### About this task
Each record below needs to be written out exactly as it appears.

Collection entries
-- -- --

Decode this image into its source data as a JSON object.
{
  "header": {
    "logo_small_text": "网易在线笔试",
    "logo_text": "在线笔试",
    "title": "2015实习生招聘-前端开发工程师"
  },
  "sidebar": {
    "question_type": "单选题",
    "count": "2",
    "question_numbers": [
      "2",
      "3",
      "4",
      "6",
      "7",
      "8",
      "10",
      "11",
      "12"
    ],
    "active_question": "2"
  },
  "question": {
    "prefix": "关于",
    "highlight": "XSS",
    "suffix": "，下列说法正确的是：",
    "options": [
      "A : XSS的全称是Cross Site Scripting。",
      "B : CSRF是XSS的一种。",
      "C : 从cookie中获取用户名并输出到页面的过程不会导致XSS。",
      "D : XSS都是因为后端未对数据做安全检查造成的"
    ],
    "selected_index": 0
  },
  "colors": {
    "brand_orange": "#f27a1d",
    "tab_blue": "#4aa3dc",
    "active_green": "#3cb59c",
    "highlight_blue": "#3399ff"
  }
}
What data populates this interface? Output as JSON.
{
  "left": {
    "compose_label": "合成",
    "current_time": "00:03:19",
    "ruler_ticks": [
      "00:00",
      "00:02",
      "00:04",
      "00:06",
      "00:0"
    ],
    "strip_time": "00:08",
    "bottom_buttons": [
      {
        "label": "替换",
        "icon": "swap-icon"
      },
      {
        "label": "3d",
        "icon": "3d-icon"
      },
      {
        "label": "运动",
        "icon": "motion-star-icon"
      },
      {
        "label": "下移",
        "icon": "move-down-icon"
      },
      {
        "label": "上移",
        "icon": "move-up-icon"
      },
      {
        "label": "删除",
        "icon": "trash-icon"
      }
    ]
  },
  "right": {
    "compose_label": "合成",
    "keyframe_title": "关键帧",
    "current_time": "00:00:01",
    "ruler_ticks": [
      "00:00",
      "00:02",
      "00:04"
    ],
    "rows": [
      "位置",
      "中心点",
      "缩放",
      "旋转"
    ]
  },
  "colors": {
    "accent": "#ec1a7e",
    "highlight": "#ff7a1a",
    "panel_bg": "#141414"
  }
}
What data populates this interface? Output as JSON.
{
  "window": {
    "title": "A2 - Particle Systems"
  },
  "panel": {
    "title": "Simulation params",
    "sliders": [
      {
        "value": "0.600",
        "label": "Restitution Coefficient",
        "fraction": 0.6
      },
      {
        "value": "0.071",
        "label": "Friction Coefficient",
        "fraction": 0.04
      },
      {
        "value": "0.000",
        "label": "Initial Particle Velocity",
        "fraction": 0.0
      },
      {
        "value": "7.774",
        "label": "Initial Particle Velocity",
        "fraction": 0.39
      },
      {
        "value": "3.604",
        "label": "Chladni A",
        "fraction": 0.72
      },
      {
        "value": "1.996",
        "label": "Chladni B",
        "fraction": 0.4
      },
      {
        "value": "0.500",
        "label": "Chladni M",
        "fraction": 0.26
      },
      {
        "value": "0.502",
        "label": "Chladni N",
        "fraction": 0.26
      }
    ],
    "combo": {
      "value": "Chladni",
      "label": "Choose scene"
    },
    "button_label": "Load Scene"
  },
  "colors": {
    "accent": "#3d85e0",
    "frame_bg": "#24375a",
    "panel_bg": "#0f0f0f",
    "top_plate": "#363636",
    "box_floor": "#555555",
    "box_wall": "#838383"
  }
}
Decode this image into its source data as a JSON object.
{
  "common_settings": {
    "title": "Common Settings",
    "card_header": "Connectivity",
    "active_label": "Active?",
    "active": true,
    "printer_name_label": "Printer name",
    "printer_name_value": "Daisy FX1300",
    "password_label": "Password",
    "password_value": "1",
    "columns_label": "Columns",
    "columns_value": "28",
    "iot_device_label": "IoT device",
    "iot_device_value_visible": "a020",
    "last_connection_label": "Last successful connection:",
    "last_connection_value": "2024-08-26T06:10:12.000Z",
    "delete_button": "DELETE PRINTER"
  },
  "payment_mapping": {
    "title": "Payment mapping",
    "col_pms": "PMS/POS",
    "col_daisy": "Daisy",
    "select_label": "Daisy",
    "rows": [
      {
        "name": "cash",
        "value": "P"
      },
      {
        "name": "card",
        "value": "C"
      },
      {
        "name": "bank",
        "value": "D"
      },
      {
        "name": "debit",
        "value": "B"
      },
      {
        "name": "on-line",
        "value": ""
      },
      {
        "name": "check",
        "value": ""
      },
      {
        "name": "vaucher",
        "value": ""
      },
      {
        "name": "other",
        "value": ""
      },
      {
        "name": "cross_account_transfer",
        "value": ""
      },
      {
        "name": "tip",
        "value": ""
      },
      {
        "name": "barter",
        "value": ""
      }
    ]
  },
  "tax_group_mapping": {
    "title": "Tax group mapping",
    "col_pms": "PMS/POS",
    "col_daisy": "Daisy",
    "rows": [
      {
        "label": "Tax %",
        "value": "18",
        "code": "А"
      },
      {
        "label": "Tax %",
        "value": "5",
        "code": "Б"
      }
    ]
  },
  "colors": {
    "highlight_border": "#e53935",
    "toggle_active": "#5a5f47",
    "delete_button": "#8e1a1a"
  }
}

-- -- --

### Completed exercise
Decode this image into its source data as a JSON object.
{
  "header": {
    "logo_small_text": "网易在线笔试",
    "logo_text": "在线笔试",
    "title": "2015实习生招聘-前端开发工程师"
  },
  "sidebar": {
    "question_type": "单选题",
    "count": "2",
    "question_numbers": [
      "2",
      "3",
      "4",
      "6",
      "7",
      "8",
      "10",
      "11",
      "12"
    ],
    "active_question": "2"
  },
  "question": {
    "prefix": "关于",
    "highlight": "XSS",
    "suffix": "，下列说法正确的是：",
    "options": [
      "A : XSS的全称是Cross Site Scripting。",
      "B : CSRF是XSS的一种。",
      "C : 从cookie中获取用户名并输出到页面的过程不会导致XSS。",
      "D : XSS都是因为后端未对数据做安全检查造成的"
    ],
    "selected_index": 0
  },
  "colors": {
    "brand_orange": "#f27a1d",
    "tab_blue": "#4aa3dc",
    "active_green": "#3cb59c",
    "highlight_blue": "#3399ff"
  }
}
What data populates this interface? Output as JSON.
{
  "left": {
    "compose_label": "合成",
    "current_time": "00:03:19",
    "ruler_ticks": [
      "00:00",
      "00:02",
      "00:04",
      "00:06",
      "00:0"
    ],
    "strip_time": "00:08",
    "bottom_buttons": [
      {
        "label": "替换",
        "icon": "swap-icon"
      },
      {
        "label": "3d",
        "icon": "3d-icon"
      },
      {
        "label": "运动",
        "icon": "motion-star-icon"
      },
      {
        "label": "下移",
        "icon": "move-down-icon"
      },
      {
        "label": "上移",
        "icon": "move-up-icon"
      },
      {
        "label": "删除",
        "icon": "trash-icon"
      }
    ]
  },
  "right": {
    "compose_label": "合成",
    "keyframe_title": "关键帧",
    "current_time": "00:00:01",
    "ruler_ticks": [
      "00:00",
      "00:02",
      "00:04"
    ],
    "rows": [
      "位置",
      "中心点",
      "缩放",
      "旋转"
    ]
  },
  "colors": {
    "accent": "#ec1a7e",
    "highlight": "#ff7a1a",
    "panel_bg": "#141414"
  }
}
What data populates this interface? Output as JSON.
{
  "window": {
    "title": "A2 - Particle Systems"
  },
  "panel": {
    "title": "Simulation params",
    "sliders": [
      {
        "value": "0.600",
        "label": "Restitution Coefficient",
        "fraction": 0.6
      },
      {
        "value": "0.071",
        "label": "Friction Coefficient",
        "fraction": 0.04
      },
      {
        "value": "0.000",
        "label": "Initial Particle Velocity",
        "fraction": 0.0
      },
      {
        "value": "7.774",
        "label": "Initial Particle Velocity",
        "fraction": 0.39
      },
      {
        "value": "3.604",
        "label": "Chladni A",
        "fraction": 0.72
      },
      {
        "value": "1.996",
        "label": "Chladni B",
        "fraction": 0.4
      },
      {
        "value": "0.500",
        "label": "Chladni M",
        "fraction": 0.26
      },
      {
        "value": "0.502",
        "label": "Chladni N",
        "fraction": 0.26
      }
    ],
    "combo": {
      "value": "Chladni",
      "label": "Choose scene"
    },
    "button_label": "Load Scene"
  },
  "colors": {
    "accent": "#3d85e0",
    "frame_bg": "#24375a",
    "panel_bg": "#0f0f0f",
    "top_plate": "#363636",
    "box_floor": "#555555",
    "box_wall": "#838383"
  }
}
Decode this image into its source data as a JSON object.
{
  "common_settings": {
    "title": "Common Settings",
    "card_header": "Connectivity",
    "active_label": "Active?",
    "active": true,
    "printer_name_label": "Printer name",
    "printer_name_value": "Daisy FX1300",
    "password_label": "Password",
    "password_value": "1",
    "columns_label": "Columns",
    "columns_value": "28",
    "iot_device_label": "IoT device",
    "iot_device_value_visible": "a020",
    "last_connection_label": "Last successful connection:",
    "last_connection_value": "2024-08-26T06:10:12.000Z",
    "delete_button": "DELETE PRINTER"
  },
  "payment_mapping": {
    "title": "Payment mapping",
    "col_pms": "PMS/POS",
    "col_daisy": "Daisy",
    "select_label": "Daisy",
    "rows": [
      {
        "name": "cash",
        "value": "P"
      },
      {
        "name": "card",
        "value": "C"
      },
      {
        "name": "bank",
        "value": "D"
      },
      {
        "name": "debit",
        "value": "B"
      },
      {
        "name": "on-line",
        "value": ""
      },
      {
        "name": "check",
        "value": ""
      },
      {
        "name": "vaucher",
        "value": ""
      },
      {
        "name": "other",
        "value": ""
      },
      {
        "name": "cross_account_transfer",
        "value": ""
      },
      {
        "name": "tip",
        "value": ""
      },
      {
        "name": "barter",
        "value": ""
      }
    ]
  },
  "tax_group_mapping": {
    "title": "Tax group mapping",
    "col_pms": "PMS/POS",
    "col_daisy": "Daisy",
    "rows": [
      {
        "label": "Tax %",
        "value": "18",
        "code": "А"
      },
      {
        "label": "Tax %",
        "value": "5",
        "code": "Б"
      }
    ]
  },
  "colors": {
    "highlight_border": "#e53935",
    "toggle_active": "#5a5f47",
    "delete_button": "#8e1a1a"
  }
}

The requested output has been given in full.